Label now includes boxed warning and new phase III data (Apr. 30)
Three important updates have been made to the U.S. prescribing information for Pradaxa (dabigatran etexilate mesylate; Boehringer Ingelheim), an oral anticoagulant indicated to reduce the risk of stroke and systemic embolism in patients with non-valvular atrial fibrillation (NVAF).
- The label now carries a boxed warning, similar to the boxed warnings in the labels of other new oral anticoagulants, to advise patients that discontinuing treatment puts them at increased risk of stroke. A similar warning was previously stated in the Pradaxa prescribing information (sections 5.3 and 17.1).
- The postmarketing experience section of the Pradaxa label has been updated to include thrombocytopenia.
- The Pradaxa label now includes data from the pivotal RE-LY trial, which showed a lower annual rate of all-cause death with Pradaxa 150 mg than with warfarin (3.6% vs. 4.1%, respectively). The annual rate of vascular death was also lower with Pradaxa compared with warfarin (2.3% vs. 2.7%, respectively). Non-vascular death rates were similar in both treatment arms.

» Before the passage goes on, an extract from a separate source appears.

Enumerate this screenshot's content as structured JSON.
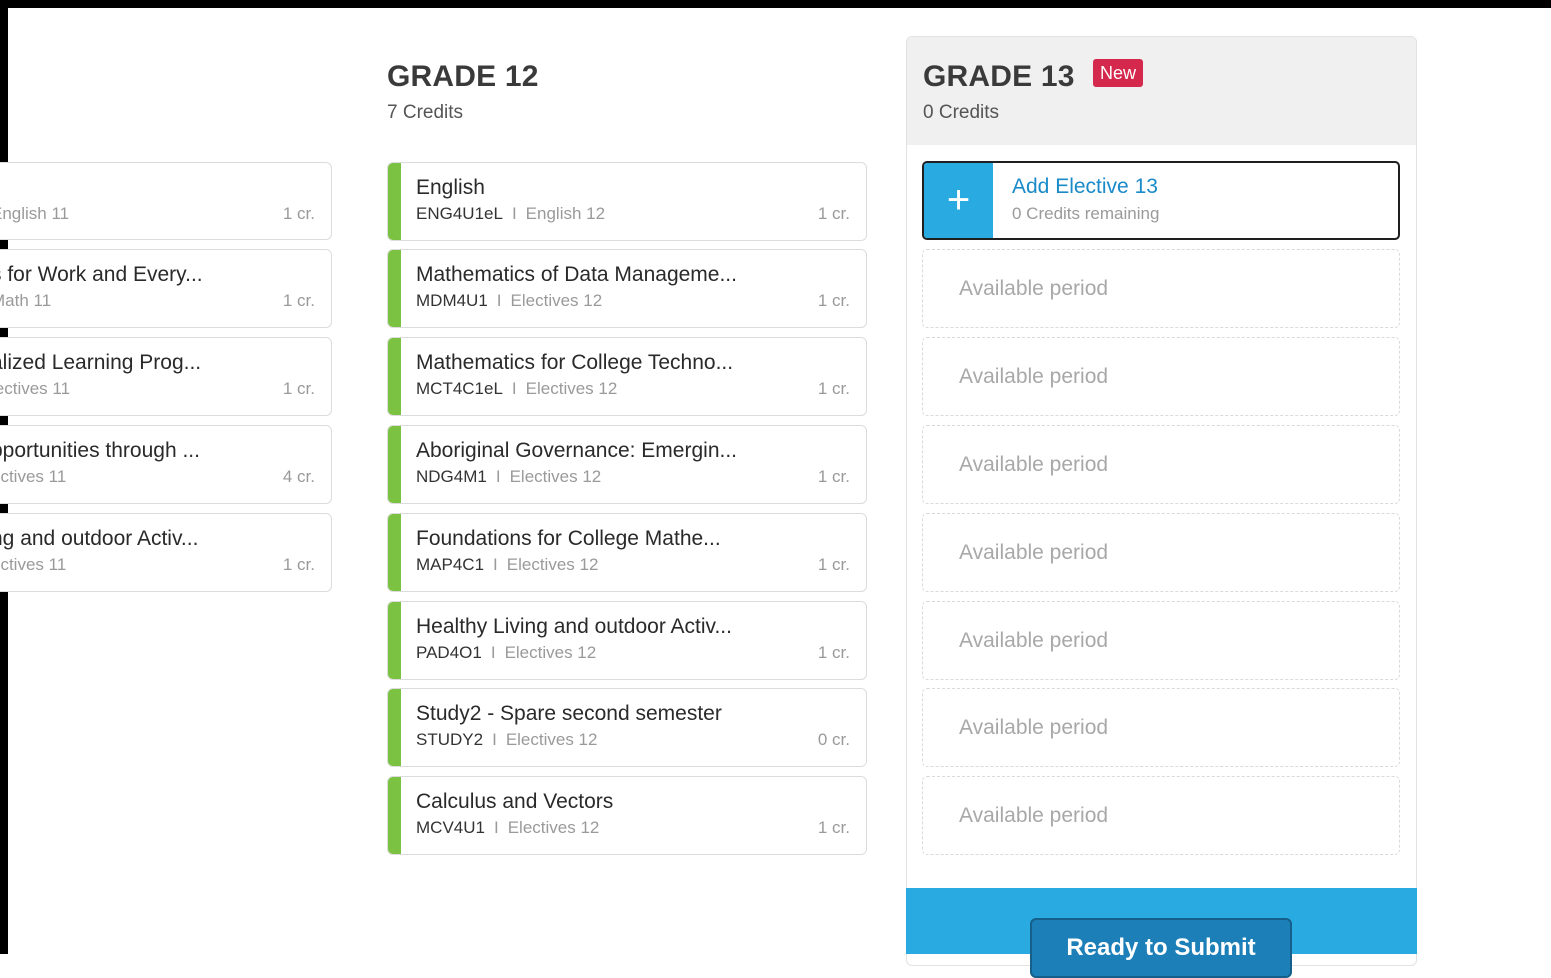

The updated label does not change the benefit–risk profile of Pradaxa 150 mg twice daily when used as directed.
The efficacy and safety of Pradaxa were established in the phase III RE-LY trial, which involved 18,113 patients with NVAF. In this study, Pradaxa was shown to be 36% better than warfarin at reducing the risk of stroke in patients with NVAF. Pradax also achieved a 25% reduction in ischemic stroke and a 74% reduction in hemorrhagic stroke compared with warfarin.
Source: Boehringer Ingelheim; April 30, 2013.